- [Task instructions]:
Would you copy the lines below exactly and omit the images?

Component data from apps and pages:

##########

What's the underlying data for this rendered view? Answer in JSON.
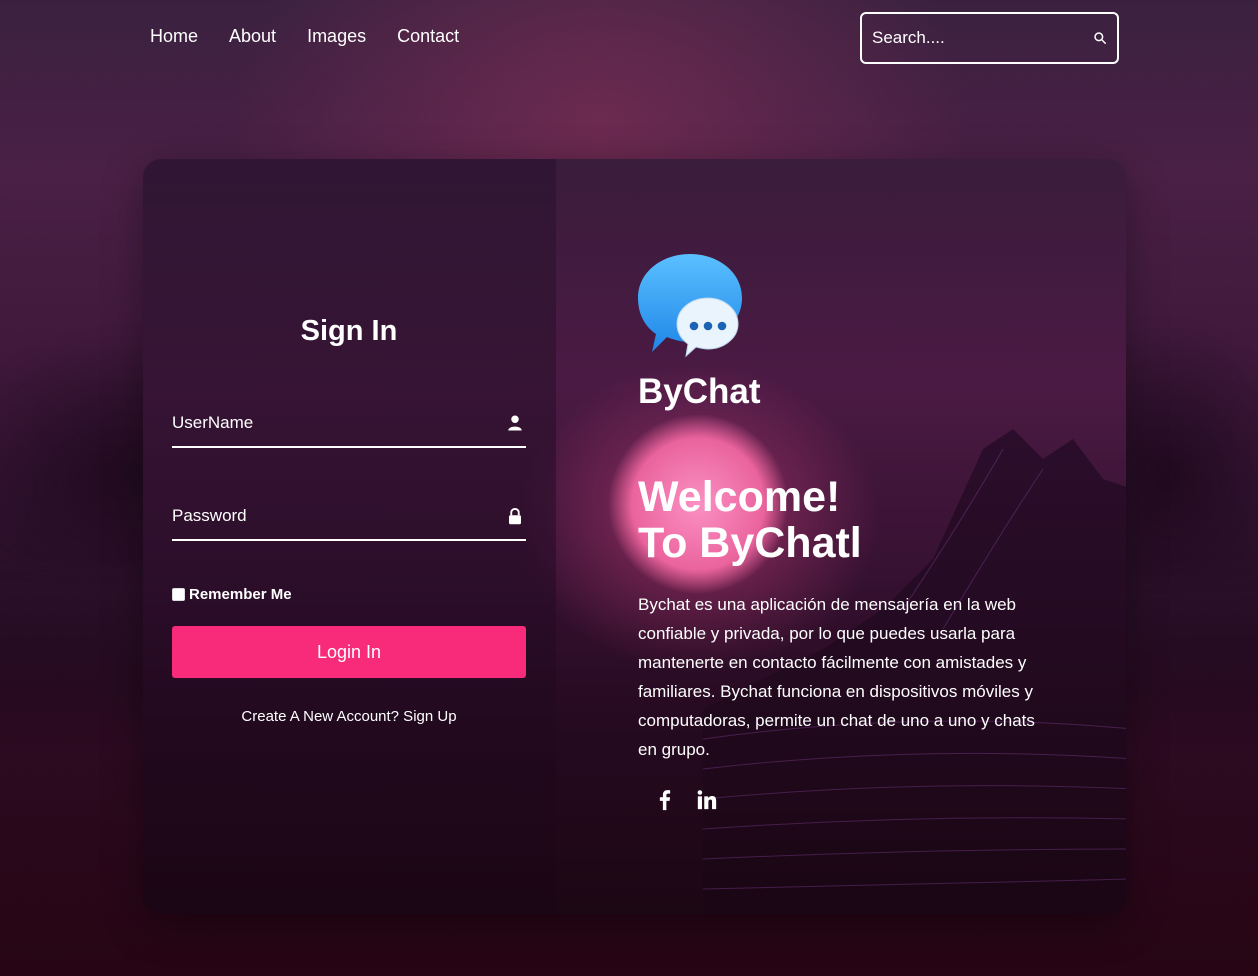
{
  "nav": {
    "links": [
      {
        "label": "Home"
      },
      {
        "label": "About"
      },
      {
        "label": "Images"
      },
      {
        "label": "Contact"
      }
    ],
    "search": {
      "placeholder": "Search...."
    }
  },
  "signin": {
    "title": "Sign In",
    "username_placeholder": "UserName",
    "password_placeholder": "Password",
    "remember_label": "Remember Me",
    "login_label": "Login In",
    "signup_text": "Create A New Account? Sign Up"
  },
  "brand": {
    "name": "ByChat",
    "welcome_line1": "Welcome!",
    "welcome_line2": "To ByChatl",
    "description": "Bychat es una aplicación de mensajería en la web confiable y privada, por lo que puedes usarla para mantenerte en contacto fácilmente con amistades y familiares. Bychat funciona en dispositivos móviles y computadoras, permite un chat de uno a uno y chats en grupo."
  },
  "socials": [
    {
      "icon": "facebook-icon"
    },
    {
      "icon": "linkedin-icon"
    }
  ],
  "colors": {
    "accent": "#f72b79",
    "logo_blue": "#3ea2f5",
    "logo_dots": "#1d63b3"
  }
}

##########

- [Result below]:
What's the underlying data for this rendered view? Answer in JSON.
{
  "nav": {
    "links": [
      {
        "label": "Home"
      },
      {
        "label": "About"
      },
      {
        "label": "Images"
      },
      {
        "label": "Contact"
      }
    ],
    "search": {
      "placeholder": "Search...."
    }
  },
  "signin": {
    "title": "Sign In",
    "username_placeholder": "UserName",
    "password_placeholder": "Password",
    "remember_label": "Remember Me",
    "login_label": "Login In",
    "signup_text": "Create A New Account? Sign Up"
  },
  "brand": {
    "name": "ByChat",
    "welcome_line1": "Welcome!",
    "welcome_line2": "To ByChatl",
    "description": "Bychat es una aplicación de mensajería en la web confiable y privada, por lo que puedes usarla para mantenerte en contacto fácilmente con amistades y familiares. Bychat funciona en dispositivos móviles y computadoras, permite un chat de uno a uno y chats en grupo."
  },
  "socials": [
    {
      "icon": "facebook-icon"
    },
    {
      "icon": "linkedin-icon"
    }
  ],
  "colors": {
    "accent": "#f72b79",
    "logo_blue": "#3ea2f5",
    "logo_dots": "#1d63b3"
  }
}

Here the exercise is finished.